My father said it best:
“Between the optimist and the pessimist
The difference is oh-so-droll
An optimist the doughnut sees
The pessimist: the hole”
That idea/meme (or slight variations of that idea) have popped up in countless other times and places in my life. My particular favorite version came from engineer and SMOF (Secret Master of Fandom) “Uncle” Timmy Bolgeo: “ An optimist may see a glass of water half-way full while a pessimist see it as being half-empty, but show that glass to an engineer and he’ll see a storage facility with 50% excess capacity”,
I’ve decided that I am neither a half-empty or half-full person.
I like things in the middle.

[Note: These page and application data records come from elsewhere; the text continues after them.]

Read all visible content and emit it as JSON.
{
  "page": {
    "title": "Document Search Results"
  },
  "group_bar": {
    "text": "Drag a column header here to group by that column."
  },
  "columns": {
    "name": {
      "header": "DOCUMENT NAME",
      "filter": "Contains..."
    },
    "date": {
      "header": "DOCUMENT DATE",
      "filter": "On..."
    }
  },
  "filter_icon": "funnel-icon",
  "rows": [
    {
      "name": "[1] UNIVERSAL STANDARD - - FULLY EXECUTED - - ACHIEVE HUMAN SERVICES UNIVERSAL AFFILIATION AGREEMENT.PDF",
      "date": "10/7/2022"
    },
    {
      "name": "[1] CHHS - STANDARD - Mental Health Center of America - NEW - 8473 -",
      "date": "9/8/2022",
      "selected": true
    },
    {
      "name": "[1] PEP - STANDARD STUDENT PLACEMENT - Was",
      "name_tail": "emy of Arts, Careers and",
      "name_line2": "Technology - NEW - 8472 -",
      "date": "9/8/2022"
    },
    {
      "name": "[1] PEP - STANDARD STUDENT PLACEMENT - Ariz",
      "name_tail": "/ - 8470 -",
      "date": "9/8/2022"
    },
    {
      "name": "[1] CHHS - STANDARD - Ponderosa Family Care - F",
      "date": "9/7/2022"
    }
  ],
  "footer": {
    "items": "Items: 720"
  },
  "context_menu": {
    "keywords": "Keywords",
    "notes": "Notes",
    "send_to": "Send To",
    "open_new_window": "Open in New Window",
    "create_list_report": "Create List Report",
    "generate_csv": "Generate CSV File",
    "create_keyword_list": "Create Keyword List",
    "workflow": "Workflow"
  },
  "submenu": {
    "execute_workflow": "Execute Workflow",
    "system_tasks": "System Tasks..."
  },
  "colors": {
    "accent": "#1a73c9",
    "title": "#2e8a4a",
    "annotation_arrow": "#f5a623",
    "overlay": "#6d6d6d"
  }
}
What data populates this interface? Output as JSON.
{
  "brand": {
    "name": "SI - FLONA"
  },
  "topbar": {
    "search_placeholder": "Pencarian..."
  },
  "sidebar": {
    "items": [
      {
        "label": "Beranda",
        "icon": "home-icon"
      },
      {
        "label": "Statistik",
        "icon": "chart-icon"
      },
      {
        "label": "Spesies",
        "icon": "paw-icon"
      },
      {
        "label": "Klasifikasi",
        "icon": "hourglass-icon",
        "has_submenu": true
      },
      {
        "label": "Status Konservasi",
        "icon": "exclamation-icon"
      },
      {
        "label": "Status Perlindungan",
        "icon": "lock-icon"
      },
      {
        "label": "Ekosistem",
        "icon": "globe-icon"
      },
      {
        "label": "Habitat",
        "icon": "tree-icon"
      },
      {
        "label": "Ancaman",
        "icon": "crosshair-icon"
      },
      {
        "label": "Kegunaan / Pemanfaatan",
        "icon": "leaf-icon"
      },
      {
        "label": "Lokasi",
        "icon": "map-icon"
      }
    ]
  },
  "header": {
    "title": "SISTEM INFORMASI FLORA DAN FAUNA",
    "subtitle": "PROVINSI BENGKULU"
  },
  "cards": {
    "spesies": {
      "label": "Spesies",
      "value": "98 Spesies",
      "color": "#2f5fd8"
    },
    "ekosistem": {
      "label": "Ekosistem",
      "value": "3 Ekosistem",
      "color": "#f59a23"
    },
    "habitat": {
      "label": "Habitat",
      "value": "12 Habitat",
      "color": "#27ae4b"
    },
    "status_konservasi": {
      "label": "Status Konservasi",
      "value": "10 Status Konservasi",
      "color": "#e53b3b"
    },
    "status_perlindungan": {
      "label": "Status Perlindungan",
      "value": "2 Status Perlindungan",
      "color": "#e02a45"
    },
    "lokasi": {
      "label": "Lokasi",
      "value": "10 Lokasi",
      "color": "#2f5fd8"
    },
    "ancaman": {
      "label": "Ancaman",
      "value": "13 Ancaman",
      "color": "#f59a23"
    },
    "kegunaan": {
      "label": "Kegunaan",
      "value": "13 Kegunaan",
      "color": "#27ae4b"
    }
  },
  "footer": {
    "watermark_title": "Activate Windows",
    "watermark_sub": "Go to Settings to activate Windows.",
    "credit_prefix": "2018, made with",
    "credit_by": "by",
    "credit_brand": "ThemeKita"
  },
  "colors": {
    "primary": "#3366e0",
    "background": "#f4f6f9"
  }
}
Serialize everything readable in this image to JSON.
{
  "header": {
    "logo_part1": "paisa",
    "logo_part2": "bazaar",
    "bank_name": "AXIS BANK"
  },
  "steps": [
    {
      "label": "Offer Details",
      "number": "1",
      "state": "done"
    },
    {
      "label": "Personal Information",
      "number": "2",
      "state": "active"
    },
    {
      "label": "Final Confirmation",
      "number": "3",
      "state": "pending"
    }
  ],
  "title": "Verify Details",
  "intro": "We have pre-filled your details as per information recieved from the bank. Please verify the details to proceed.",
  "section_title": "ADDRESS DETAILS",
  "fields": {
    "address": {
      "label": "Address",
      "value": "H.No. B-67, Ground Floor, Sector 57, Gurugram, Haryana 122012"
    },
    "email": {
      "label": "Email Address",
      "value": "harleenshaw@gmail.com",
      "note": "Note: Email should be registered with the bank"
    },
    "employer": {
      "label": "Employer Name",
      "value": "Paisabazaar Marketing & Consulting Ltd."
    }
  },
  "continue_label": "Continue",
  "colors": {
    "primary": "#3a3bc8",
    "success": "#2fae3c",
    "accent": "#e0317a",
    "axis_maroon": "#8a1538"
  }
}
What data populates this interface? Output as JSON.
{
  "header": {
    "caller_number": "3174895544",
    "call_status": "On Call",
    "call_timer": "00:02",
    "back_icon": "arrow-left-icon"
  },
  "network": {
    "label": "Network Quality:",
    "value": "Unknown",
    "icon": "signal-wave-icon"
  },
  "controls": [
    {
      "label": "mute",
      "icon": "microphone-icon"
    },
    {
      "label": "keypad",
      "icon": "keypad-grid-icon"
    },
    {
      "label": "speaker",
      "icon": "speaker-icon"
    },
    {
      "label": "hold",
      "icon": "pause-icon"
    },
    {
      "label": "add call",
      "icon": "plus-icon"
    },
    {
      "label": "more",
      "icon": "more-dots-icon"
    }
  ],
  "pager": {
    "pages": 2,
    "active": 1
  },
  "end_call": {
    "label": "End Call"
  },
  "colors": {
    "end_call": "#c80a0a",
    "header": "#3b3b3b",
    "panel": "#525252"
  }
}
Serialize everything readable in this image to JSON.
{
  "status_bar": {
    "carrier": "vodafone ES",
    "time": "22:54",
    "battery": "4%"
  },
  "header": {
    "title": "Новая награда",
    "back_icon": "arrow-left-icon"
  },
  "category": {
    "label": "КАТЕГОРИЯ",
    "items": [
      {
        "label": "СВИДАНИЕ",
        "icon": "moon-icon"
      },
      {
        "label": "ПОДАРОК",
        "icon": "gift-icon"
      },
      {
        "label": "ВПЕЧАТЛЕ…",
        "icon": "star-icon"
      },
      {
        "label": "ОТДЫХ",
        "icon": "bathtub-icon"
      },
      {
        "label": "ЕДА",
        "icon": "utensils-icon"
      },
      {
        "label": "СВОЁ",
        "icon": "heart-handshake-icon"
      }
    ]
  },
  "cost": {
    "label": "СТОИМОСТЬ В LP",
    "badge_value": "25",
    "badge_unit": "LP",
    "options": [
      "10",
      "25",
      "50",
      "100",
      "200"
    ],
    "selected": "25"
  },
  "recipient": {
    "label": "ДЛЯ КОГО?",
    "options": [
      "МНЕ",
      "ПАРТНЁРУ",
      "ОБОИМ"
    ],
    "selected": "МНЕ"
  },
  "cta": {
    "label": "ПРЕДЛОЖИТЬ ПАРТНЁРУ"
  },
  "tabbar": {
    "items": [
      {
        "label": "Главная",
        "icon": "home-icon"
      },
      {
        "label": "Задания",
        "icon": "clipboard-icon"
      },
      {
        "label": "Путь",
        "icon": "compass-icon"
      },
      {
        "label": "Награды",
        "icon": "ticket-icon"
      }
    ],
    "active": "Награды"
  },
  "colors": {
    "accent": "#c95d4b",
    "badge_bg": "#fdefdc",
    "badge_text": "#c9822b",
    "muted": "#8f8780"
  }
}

The thought came to me as I opened a little carton of yogurt this morning. Actually that wasn’t my first thought – my first impression was a feeling of annoyance with the French, because before they introduced their six-ounce containers of Yoplait to America in 1977 we were all happy with hefty eight-ounce cartons. I’ve always wondered if that six-ouncer was passive-aggressive retaliation for all the French jokes we told in New England, but I digress,
Open a carton of yogurt and the first thought is “Do I really want to eat this too or will the poached egg take me all the way to lunch”. Your last thought is mild annoyance as you try to scrape the last ½ ounce from the embossed risers and ribs on the bottom of the cup.
….but in the middle?
It’s the same way with vacations. We were blessed with a two-week vacation back home to Alaska during both the summer of 1997 and the summer of 1999. Both visits played out pretty much the same:
- jet-lag and nostalgia over-dose for the first few days
- packing-anxiety and teary-eyed anticipation of parting AGAIN for the last few…
…but for four or five days in the middle of our stay it was glorious. We still had plenty of money left in our trip-budget, our friends and family had finally been able to adjust schedules to accommodate individual visits and the specter of departure was too far away to loom very effectively.
I think it makes for a healthy philosophy for life in general. Rather than fuss about what I didn’t get in the past (half-empty) or what riches I might amass in the future (half-full) I think I’d rather concentrate on the blessings I have right now.
In the middle.